HIBA at the Finnish Information Studies Symposium 2018

HIBA project is organising a session on health information at the Finnish national Information Studies Symposium 2018 in Turku/Åbo Finland with two papers presenting the findings from the project. Links to extended abstracts of all presentations can be found below.

Hälsoinformation och e-hälsa / Terveystieto ja e-terveys / Health
information and e-health

MIE and VITALIS in Gothenburg, April 2018

Medical Informatics Europe (MIE) conference was arranged in Gothenburg, Sweden in 24.-26.4.2018. At the same time Scandinavian eHealth event, VITALIS, took place in the same premises.

MIE covers a wide range of topics relating to medical informatics – from health literacy, different eHealth tools to data mining.

The first MIE was hosted in Cambridge, UK in 1978 and therefore MIE2018 marked the 40th anniversary for the conference. MIE2018 offered around 200 oral and 150 poster presentations. In addition, there were around 50 workshops, demonstrations and tutorials to attend to.

MIE2018 and Vitalis

Tuesday started early with a set of sessions and workshops. From HIBA research group Heidi Enwald was one of the organizers and presenters of the workshop “Re-defining eHealth Literacy for the 21st century. Discussing the evolution of the concept from different perspectives”.

In the workshop and, also afterwards, different definitions and measures of eHealth literacy were discussed. It was seen that we also need to get forward from discussing these issues; we need to identify what differentiates eHealth literacy from other health related literacy concepts, what are the future skills and abilities that relate to this concept and how should they be addressed. Heidi Enwald represents HIBA group in eHealth literacy network that continues discussion around the topic.

After Opening ceremony a Keynote speech was given by Patricia Flatley Brennan, the director of National Library of Medicine.

Keynote speech by Patricia Brennan

She spoke, among other things, about data-powered health that includes optimizing medication effectiveness, more efficient pathogen detection and targeted therapies. She mentioned that the nature of evidence in evidence-based medicine is also about to change. Furthermore, data does not take care of itself and therefore, e.g., data savvy librarians are needed.

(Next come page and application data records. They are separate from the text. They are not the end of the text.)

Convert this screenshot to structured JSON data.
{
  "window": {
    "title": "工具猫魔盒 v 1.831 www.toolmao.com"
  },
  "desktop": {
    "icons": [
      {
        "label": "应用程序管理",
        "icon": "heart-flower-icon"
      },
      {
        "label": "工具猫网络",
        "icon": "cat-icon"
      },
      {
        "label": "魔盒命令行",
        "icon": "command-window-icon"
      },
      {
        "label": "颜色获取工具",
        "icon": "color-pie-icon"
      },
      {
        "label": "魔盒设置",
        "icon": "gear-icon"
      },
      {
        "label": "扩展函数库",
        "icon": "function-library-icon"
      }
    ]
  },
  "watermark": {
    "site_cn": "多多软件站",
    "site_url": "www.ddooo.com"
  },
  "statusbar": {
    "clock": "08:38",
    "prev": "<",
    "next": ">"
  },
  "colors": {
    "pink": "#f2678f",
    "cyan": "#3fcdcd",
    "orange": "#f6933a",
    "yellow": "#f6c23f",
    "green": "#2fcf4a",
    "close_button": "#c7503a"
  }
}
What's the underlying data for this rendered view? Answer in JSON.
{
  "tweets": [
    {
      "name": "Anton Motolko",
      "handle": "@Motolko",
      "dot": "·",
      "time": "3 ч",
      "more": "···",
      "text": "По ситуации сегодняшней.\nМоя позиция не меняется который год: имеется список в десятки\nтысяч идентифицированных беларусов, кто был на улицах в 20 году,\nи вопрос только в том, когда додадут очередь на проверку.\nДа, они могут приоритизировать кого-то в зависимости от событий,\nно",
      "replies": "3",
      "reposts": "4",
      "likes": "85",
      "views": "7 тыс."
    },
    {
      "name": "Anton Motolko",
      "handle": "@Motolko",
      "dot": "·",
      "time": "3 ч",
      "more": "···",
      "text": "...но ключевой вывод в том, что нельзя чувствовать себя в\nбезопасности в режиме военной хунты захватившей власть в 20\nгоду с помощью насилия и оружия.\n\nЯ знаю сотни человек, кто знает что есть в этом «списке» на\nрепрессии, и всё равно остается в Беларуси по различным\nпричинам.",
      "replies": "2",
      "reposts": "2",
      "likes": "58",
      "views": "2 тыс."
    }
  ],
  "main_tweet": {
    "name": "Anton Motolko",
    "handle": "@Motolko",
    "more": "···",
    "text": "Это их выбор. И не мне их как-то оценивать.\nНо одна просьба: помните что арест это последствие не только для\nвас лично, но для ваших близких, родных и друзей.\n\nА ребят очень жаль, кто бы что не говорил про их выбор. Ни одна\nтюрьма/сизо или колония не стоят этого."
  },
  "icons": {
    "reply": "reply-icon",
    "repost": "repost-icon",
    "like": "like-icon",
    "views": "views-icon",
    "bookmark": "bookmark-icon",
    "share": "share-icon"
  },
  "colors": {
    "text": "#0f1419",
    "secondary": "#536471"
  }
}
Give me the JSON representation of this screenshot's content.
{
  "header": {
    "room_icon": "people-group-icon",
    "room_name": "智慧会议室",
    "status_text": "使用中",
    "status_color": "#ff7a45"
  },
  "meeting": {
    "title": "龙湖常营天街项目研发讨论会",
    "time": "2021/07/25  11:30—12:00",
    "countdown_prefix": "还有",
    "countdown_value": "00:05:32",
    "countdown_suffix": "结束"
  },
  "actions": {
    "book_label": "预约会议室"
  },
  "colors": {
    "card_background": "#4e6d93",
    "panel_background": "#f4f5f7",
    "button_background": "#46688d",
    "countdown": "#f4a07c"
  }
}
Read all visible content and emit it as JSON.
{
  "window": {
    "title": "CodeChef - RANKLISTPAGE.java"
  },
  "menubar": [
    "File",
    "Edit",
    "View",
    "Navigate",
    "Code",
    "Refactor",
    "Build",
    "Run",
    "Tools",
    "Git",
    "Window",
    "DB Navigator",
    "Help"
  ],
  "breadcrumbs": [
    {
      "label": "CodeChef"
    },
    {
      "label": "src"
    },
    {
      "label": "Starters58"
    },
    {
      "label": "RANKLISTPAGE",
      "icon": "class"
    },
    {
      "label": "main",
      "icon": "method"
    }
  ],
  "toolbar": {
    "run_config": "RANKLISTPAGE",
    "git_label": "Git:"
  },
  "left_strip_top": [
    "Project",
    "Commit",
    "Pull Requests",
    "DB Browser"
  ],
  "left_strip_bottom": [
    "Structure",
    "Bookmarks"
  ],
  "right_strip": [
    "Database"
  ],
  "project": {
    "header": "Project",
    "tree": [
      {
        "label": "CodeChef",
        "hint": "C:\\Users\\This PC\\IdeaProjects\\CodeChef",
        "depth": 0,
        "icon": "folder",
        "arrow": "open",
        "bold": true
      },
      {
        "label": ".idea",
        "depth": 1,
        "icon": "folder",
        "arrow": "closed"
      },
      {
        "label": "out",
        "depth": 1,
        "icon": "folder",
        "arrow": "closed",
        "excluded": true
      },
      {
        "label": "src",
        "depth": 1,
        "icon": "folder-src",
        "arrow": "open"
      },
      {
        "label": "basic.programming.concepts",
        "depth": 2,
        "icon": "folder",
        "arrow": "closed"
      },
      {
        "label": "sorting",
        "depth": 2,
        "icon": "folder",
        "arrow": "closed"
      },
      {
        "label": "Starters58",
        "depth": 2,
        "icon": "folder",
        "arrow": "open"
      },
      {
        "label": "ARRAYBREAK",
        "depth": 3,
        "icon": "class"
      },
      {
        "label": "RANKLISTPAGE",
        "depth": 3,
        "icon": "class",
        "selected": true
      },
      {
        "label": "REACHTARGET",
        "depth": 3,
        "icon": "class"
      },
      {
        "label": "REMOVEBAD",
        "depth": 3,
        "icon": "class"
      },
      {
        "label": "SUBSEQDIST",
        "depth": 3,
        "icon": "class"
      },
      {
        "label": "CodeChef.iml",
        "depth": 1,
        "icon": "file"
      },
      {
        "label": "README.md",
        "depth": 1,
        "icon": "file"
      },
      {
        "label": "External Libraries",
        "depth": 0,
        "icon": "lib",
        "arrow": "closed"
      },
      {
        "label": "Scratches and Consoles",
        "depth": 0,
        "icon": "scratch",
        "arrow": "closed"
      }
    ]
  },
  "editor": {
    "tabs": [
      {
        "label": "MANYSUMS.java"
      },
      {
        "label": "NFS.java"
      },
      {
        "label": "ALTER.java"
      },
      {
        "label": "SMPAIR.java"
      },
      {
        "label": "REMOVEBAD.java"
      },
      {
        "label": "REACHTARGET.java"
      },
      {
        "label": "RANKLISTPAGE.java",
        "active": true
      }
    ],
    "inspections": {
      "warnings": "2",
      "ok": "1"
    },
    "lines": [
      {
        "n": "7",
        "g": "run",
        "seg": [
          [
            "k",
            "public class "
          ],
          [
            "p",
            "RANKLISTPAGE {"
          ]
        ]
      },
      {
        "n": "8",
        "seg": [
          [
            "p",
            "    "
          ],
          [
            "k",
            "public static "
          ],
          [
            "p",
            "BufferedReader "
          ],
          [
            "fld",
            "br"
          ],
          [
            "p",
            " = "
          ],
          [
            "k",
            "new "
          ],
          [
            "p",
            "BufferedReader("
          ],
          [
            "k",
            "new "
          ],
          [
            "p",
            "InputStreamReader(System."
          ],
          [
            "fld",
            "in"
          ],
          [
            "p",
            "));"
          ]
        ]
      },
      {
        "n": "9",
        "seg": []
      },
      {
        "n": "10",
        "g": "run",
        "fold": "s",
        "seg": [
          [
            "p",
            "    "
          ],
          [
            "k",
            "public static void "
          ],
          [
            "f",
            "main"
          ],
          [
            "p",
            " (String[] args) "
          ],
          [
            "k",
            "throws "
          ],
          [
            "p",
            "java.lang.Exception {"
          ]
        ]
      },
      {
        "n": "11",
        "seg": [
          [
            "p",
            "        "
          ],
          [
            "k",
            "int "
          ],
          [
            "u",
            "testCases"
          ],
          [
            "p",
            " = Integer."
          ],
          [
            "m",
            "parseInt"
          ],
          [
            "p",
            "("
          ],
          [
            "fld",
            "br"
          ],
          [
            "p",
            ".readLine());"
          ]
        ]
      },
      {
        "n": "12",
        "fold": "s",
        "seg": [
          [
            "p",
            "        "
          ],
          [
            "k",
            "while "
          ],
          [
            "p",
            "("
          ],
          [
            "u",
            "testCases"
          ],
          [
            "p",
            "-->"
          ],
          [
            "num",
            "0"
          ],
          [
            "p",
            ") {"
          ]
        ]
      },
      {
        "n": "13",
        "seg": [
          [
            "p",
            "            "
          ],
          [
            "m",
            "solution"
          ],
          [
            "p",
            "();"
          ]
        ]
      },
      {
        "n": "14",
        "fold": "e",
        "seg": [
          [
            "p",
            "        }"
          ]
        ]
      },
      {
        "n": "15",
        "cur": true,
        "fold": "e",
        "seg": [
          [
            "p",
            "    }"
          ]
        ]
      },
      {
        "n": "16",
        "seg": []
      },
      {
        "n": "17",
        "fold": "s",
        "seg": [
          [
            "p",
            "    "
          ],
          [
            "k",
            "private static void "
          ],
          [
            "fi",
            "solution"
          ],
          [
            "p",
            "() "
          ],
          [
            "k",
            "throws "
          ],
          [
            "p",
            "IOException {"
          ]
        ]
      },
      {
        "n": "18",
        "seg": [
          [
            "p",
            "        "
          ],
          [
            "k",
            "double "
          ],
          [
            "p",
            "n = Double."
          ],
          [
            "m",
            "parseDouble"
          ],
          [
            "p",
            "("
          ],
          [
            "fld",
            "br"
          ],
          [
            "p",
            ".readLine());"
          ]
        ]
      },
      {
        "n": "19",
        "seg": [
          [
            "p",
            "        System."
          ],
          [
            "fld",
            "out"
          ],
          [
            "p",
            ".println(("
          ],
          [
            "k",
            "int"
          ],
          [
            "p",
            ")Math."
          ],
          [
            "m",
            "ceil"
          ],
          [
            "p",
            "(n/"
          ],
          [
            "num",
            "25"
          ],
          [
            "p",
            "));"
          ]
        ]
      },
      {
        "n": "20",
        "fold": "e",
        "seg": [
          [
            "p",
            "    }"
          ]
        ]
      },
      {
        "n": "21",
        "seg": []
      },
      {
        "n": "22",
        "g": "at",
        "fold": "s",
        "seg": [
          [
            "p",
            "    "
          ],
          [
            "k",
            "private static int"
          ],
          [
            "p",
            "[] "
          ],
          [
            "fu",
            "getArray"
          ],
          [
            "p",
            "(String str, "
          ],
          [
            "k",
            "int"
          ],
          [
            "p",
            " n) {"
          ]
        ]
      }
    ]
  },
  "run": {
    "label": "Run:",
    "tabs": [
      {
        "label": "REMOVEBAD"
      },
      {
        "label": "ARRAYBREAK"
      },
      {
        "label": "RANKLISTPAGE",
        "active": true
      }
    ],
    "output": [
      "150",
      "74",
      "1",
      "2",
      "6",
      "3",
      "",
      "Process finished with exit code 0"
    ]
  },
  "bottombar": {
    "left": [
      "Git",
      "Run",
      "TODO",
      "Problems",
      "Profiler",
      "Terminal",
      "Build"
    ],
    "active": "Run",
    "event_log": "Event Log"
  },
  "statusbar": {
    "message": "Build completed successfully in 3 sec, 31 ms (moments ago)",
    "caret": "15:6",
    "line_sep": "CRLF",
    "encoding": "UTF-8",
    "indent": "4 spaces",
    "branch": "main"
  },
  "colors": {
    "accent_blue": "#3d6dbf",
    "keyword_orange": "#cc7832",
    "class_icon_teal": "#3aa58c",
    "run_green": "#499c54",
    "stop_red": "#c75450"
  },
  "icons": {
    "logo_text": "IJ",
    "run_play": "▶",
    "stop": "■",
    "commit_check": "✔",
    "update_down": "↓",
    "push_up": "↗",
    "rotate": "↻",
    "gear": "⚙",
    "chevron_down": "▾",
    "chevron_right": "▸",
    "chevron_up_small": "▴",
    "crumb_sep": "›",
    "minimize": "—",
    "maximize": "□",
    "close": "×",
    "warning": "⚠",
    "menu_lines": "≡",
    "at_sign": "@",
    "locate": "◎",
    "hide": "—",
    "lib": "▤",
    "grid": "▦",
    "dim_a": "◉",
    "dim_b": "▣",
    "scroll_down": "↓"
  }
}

As mentioned, MIE2018 provided many overlapping sessions to choose from and the decision was not always easy. Aging did not rise as a topic in many presentations, but there were some. For instance, Madeleine Blusi from Umeå University talked about aging in rural areas and their project that utilizes participatory design and attempts to create a service for including aged people into social activities they would otherwise no longer be able to join.

Madeleine Blusi from Umeå University

The VITALIS exhibition area was also available to visit by the participants of MIE2018.

Several kind of meetings were made possible by MIE2018 and VITALIS

The exhibition mostly contained booths of Swedish eHealth companies and made possible also the discussions between, e.g., researchers and advocates of industry.

The proceedings book of the conference is open access and can be found from the website:

https://mie2018.org/home/proceedings/

Anticipating ageing

A new article Anticipating ageing: Older adults reading their medical records (full-text for subscribers) on older adults perceptions of reading their medical record and using e-health services, written in collaboration between HIBA project and researchers of Swedish DOME Consortium has been published in Information Processing & Management. A post-print version of the article can be found at http://www.istohuvila.se/node/560

Abstract

In spite of the general interest in health information behaviour, there is little earlier research on how older adults, who are still active in working life but approaching retirement, differ from other age groups. A survey with Swedish patients who had ordered and read their medical record was conducted to map the preferences and motivations of older adults (born 1946-1960) ordering a copy of their medical record, and using medical records based e-health and information services in the future. The results do not indicate an obvious linear relationship between age and motivation to use online health information but show several differences between the age groups. Older adults were less interested in communication with their medical doctor by e-mail. Yet, they had searched health information in the Internet during the last week more likely than young. They were more inclined to read medical record to get an overview of their health than young, but less confident that they understood most of the content or turn to their family and friends to seek help than the elderly. When compared to younger adults and elderly people, older adults are the least confident and least motivated to use online health information. It is suggested that older adulthood can be seen as a transitory stage of life when the need of health information increases and engagement with health changes. The results agree with prior research on the potential usefulness of (online) medical records as a way to inform citizens. However, specific provision strategies may be necessary to match the needs and motivations of different age groups.